Horrendous images of sedated rhinos with their horns hacked by poachers has started a viral phenomenon both online and in the streets of South Africa.
Google’s $5 million to a conservation group for light weight aerial drones that will survey larger expanses of the African bush veld making it easier to locate ivory poachers.
The investment couldn’t come at a better time: The past year in South Africa alone, nearly 600 rhinos have been slaughtered for their horns. That’s more than one rhino killed every day for a substance that has no medicinal value whatsoever.
Thank you Google.
Following up on a number of activist issues on our informal blog. Leads us to wonder if the US military had any drone type toys to play with after their forays into Afghanistan? In other words now that the US has stopped bombing the Taliban can we refocus on a few Rhino poachers.
Word travels quickly in rural villages and I’m sure that a few well placed drone attacks on poachers would instil a certain sense of unease in the back of their minds.

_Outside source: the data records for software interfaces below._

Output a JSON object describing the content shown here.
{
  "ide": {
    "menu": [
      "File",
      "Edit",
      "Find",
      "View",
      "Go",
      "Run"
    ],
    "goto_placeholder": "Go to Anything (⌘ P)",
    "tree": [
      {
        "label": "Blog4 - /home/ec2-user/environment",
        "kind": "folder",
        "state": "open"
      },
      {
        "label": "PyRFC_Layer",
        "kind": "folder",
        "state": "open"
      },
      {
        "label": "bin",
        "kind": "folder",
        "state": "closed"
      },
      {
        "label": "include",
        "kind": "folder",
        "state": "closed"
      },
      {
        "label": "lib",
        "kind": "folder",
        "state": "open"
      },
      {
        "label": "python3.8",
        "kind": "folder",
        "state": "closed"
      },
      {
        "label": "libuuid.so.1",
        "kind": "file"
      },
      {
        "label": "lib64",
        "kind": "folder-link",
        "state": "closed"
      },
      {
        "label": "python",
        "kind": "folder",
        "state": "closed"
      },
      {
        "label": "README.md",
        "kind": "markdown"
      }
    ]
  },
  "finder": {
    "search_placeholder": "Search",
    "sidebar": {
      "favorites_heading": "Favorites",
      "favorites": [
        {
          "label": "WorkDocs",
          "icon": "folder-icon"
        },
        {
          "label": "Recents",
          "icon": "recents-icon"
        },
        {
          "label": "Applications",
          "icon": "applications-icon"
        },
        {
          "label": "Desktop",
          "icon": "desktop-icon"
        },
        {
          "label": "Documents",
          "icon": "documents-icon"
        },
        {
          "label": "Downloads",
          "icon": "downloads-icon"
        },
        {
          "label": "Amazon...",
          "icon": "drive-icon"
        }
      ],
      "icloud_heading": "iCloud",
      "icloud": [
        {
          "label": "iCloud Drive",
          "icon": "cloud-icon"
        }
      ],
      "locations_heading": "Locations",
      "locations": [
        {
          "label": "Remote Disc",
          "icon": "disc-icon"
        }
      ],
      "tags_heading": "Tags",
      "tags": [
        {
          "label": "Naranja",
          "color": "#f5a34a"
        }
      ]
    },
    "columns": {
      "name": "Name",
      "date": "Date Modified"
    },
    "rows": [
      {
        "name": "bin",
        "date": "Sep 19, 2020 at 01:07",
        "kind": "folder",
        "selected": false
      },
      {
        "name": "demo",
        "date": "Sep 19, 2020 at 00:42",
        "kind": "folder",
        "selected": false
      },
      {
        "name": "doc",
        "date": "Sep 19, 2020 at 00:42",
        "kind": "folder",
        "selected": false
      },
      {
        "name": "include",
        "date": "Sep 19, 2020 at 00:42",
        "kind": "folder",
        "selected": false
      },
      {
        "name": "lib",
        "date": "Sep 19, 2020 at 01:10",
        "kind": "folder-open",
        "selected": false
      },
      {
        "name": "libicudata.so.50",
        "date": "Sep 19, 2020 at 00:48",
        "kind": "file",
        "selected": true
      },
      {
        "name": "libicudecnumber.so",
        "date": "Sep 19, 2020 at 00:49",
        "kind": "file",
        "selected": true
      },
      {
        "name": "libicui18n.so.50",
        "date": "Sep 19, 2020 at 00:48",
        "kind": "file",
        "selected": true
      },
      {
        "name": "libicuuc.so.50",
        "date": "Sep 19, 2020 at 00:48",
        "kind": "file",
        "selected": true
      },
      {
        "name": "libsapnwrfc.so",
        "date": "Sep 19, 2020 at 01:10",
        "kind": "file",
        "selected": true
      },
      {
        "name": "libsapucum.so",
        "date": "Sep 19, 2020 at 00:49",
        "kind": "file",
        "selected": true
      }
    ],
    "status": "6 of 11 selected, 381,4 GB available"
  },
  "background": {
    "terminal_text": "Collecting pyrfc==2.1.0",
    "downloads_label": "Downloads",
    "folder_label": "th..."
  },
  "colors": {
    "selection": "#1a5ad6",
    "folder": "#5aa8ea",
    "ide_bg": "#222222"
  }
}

Perhaps there are bigger issues that should not be solved with military force but certainly a few more eyes in the sky could not hurt. Come on surely Barak Obama the half Kenyan U.S president could spare a few toys and experienced G.I’s on a global goodwill mission.